I avoided the burnt highlights from the halogen lights by using aluminium mesh diffusers, improvised from car body repair sheets.
With the brighter lights, I suspect I can probably bring the ISO down further, but this was just an early experiment.
Post processing was fairly minimal, just a B+W conversion in Nik Color Efex, burning to remove unwanted background detail and the usual brightening and sharpening.
I was looking more or less randomly through my catalogue and thought this one had potential, so I set to work on it.
Mariana from an Offshoot studio evening.
A spathiphyllum leaf in IR, trying my improvised aluminium mesh diffusers on the lights to avoid burning out the highlights.
This one was a bit noisy, which is something I'll have to work on.
Playing with my old E620 with the dead screen, shooting tethered using Olympus Studio.
Some ivy from the garden, lit with a couple of 500W halogen workshop lights, shot through a Hoya R72
Coliemore Sunrise Silhouette

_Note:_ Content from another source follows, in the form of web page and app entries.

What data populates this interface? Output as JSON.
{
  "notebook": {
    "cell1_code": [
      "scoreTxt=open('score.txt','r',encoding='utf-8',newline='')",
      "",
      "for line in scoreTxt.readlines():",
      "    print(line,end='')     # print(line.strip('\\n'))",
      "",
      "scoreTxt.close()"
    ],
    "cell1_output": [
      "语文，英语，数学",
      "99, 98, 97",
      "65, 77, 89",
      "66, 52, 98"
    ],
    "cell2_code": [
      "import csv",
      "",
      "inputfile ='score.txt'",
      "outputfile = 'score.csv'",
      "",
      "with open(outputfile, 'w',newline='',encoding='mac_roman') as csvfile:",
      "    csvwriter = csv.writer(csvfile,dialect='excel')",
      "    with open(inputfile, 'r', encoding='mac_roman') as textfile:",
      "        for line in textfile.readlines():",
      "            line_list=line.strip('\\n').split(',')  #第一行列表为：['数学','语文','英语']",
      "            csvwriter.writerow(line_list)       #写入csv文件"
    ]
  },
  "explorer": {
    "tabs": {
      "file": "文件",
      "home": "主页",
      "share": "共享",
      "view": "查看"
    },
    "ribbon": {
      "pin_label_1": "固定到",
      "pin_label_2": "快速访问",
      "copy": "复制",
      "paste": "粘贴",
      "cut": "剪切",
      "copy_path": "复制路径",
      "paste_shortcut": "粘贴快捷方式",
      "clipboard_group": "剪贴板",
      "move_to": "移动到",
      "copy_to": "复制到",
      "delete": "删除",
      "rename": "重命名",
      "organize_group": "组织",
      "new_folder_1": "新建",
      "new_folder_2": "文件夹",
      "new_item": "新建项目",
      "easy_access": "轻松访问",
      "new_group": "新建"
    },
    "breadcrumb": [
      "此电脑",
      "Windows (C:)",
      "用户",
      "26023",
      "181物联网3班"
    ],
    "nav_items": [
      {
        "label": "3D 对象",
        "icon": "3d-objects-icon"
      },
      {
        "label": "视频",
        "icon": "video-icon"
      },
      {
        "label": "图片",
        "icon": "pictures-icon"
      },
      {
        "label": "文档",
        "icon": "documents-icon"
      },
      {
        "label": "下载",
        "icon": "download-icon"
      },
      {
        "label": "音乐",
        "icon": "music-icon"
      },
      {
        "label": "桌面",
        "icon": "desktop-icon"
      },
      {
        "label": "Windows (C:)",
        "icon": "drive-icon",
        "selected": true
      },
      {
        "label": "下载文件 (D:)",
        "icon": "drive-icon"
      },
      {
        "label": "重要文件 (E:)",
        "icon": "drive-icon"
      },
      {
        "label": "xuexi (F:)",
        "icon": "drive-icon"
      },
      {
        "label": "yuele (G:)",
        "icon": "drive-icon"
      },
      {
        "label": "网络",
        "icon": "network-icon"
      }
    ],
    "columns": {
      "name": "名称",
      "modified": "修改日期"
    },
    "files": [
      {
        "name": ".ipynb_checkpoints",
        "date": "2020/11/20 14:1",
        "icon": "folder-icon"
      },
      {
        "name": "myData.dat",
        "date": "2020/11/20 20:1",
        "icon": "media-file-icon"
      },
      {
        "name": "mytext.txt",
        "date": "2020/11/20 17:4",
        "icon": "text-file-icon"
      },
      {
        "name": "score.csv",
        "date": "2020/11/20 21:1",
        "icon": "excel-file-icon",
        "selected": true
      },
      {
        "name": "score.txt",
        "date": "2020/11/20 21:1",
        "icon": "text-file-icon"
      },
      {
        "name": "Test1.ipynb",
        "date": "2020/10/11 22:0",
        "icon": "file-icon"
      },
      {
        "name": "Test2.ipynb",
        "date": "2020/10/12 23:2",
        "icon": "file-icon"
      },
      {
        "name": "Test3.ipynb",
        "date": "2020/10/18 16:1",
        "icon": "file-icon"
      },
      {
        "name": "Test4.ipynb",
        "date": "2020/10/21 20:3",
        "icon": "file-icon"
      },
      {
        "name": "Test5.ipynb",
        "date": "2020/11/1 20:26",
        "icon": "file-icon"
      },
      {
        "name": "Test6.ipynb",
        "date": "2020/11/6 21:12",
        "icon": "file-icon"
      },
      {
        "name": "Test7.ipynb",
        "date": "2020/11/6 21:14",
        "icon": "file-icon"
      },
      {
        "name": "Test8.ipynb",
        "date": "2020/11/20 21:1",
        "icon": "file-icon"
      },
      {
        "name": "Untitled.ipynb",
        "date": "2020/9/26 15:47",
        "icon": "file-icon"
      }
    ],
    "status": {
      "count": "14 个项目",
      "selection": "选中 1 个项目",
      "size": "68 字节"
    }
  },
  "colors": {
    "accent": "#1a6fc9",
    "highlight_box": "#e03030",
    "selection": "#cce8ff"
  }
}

After playing around for a bit with PSP and Nik Color Efex, this time with the classic camera tool
Dalkey Island Sunrise
From Coliemore Harbour on a chilly morning.
From our first minimalist landscape outing, at the Seapoint bathing spot.
From Larry's minimalist landscape Shoot With Me project.
It was a hazy, drizzly, blustery day, so I decided to go along with the conditions and applied a light fog in post processing.
Coliemore Harbour with what there was of a sunrise this morning.
Let me out!
It's easy to get lost in Loughcrew and this fellow still hasn't found his way out.
In another one from last week's OffShoot studio evening, Julien looks a bit less menacing this time.
For this one, I spent a little while playing around with the solarisation in Nik Color Efex.
In another one from the latest OffShoot portrait session, Jocelyn makes good use of Barry's single reflector-mounted light
Lucy in this week's OffShoot studio evening, in a two light setup organised by Tony.